## TASK
The response must be a precise copy of the records that follow.

## Entries from a dataset of interfaces
┄┄┄┄┄┄┄┄┄┄
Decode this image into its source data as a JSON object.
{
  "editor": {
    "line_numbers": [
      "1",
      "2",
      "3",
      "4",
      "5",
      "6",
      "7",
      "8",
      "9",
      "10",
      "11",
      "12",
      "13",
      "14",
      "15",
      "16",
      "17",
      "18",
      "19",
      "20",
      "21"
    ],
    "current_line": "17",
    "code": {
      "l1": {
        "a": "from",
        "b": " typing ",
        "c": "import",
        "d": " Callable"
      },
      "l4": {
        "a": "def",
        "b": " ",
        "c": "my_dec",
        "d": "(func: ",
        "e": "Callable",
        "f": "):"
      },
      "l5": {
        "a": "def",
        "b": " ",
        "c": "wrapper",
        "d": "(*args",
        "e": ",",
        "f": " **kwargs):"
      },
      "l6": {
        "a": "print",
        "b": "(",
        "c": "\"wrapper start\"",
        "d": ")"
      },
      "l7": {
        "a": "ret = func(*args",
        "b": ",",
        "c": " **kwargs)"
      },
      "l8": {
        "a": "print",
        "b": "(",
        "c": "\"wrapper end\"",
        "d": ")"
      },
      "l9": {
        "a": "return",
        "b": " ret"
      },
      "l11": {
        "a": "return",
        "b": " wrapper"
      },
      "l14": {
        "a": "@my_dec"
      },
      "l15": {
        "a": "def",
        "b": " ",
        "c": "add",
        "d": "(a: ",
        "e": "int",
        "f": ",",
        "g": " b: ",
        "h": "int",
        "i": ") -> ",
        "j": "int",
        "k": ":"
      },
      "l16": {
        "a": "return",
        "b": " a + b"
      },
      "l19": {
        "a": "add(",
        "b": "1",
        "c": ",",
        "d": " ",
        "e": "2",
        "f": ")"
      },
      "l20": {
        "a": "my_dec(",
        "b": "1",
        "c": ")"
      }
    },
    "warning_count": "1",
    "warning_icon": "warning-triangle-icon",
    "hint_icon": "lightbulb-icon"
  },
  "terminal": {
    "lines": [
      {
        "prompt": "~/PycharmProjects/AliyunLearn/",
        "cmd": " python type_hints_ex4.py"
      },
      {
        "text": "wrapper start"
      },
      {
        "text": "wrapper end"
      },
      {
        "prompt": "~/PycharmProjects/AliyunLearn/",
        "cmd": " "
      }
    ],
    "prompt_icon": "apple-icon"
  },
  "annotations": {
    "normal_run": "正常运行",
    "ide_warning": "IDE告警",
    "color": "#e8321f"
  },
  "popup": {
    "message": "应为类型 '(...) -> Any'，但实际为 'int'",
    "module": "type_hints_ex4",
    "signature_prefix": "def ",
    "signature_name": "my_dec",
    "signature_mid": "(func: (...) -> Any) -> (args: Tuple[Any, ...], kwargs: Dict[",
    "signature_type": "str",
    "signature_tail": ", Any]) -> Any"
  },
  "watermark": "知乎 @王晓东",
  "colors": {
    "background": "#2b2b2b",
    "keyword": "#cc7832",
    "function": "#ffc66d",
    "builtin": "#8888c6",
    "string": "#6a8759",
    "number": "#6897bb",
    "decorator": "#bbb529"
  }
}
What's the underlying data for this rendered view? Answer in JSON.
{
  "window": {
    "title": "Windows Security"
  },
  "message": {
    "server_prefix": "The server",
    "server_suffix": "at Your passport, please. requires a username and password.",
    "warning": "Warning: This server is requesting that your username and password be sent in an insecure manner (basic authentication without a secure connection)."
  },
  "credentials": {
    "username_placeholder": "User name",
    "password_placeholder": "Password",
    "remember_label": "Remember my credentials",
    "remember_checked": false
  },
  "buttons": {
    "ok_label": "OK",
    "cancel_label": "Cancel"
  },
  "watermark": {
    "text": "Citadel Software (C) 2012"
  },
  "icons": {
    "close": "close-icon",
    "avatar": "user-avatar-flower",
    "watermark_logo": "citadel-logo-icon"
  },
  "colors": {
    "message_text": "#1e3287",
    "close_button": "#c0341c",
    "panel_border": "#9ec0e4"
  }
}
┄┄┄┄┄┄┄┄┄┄
## OUTPUT
Decode this image into its source data as a JSON object.
{
  "editor": {
    "line_numbers": [
      "1",
      "2",
      "3",
      "4",
      "5",
      "6",
      "7",
      "8",
      "9",
      "10",
      "11",
      "12",
      "13",
      "14",
      "15",
      "16",
      "17",
      "18",
      "19",
      "20",
      "21"
    ],
    "current_line": "17",
    "code": {
      "l1": {
        "a": "from",
        "b": " typing ",
        "c": "import",
        "d": " Callable"
      },
      "l4": {
        "a": "def",
        "b": " ",
        "c": "my_dec",
        "d": "(func: ",
        "e": "Callable",
        "f": "):"
      },
      "l5": {
        "a": "def",
        "b": " ",
        "c": "wrapper",
        "d": "(*args",
        "e": ",",
        "f": " **kwargs):"
      },
      "l6": {
        "a": "print",
        "b": "(",
        "c": "\"wrapper start\"",
        "d": ")"
      },
      "l7": {
        "a": "ret = func(*args",
        "b": ",",
        "c": " **kwargs)"
      },
      "l8": {
        "a": "print",
        "b": "(",
        "c": "\"wrapper end\"",
        "d": ")"
      },
      "l9": {
        "a": "return",
        "b": " ret"
      },
      "l11": {
        "a": "return",
        "b": " wrapper"
      },
      "l14": {
        "a": "@my_dec"
      },
      "l15": {
        "a": "def",
        "b": " ",
        "c": "add",
        "d": "(a: ",
        "e": "int",
        "f": ",",
        "g": " b: ",
        "h": "int",
        "i": ") -> ",
        "j": "int",
        "k": ":"
      },
      "l16": {
        "a": "return",
        "b": " a + b"
      },
      "l19": {
        "a": "add(",
        "b": "1",
        "c": ",",
        "d": " ",
        "e": "2",
        "f": ")"
      },
      "l20": {
        "a": "my_dec(",
        "b": "1",
        "c": ")"
      }
    },
    "warning_count": "1",
    "warning_icon": "warning-triangle-icon",
    "hint_icon": "lightbulb-icon"
  },
  "terminal": {
    "lines": [
      {
        "prompt": "~/PycharmProjects/AliyunLearn/",
        "cmd": " python type_hints_ex4.py"
      },
      {
        "text": "wrapper start"
      },
      {
        "text": "wrapper end"
      },
      {
        "prompt": "~/PycharmProjects/AliyunLearn/",
        "cmd": " "
      }
    ],
    "prompt_icon": "apple-icon"
  },
  "annotations": {
    "normal_run": "正常运行",
    "ide_warning": "IDE告警",
    "color": "#e8321f"
  },
  "popup": {
    "message": "应为类型 '(...) -> Any'，但实际为 'int'",
    "module": "type_hints_ex4",
    "signature_prefix": "def ",
    "signature_name": "my_dec",
    "signature_mid": "(func: (...) -> Any) -> (args: Tuple[Any, ...], kwargs: Dict[",
    "signature_type": "str",
    "signature_tail": ", Any]) -> Any"
  },
  "watermark": "知乎 @王晓东",
  "colors": {
    "background": "#2b2b2b",
    "keyword": "#cc7832",
    "function": "#ffc66d",
    "builtin": "#8888c6",
    "string": "#6a8759",
    "number": "#6897bb",
    "decorator": "#bbb529"
  }
}
What's the underlying data for this rendered view? Answer in JSON.
{
  "window": {
    "title": "Windows Security"
  },
  "message": {
    "server_prefix": "The server",
    "server_suffix": "at Your passport, please. requires a username and password.",
    "warning": "Warning: This server is requesting that your username and password be sent in an insecure manner (basic authentication without a secure connection)."
  },
  "credentials": {
    "username_placeholder": "User name",
    "password_placeholder": "Password",
    "remember_label": "Remember my credentials",
    "remember_checked": false
  },
  "buttons": {
    "ok_label": "OK",
    "cancel_label": "Cancel"
  },
  "watermark": {
    "text": "Citadel Software (C) 2012"
  },
  "icons": {
    "close": "close-icon",
    "avatar": "user-avatar-flower",
    "watermark_logo": "citadel-logo-icon"
  },
  "colors": {
    "message_text": "#1e3287",
    "close_button": "#c0341c",
    "panel_border": "#9ec0e4"
  }
}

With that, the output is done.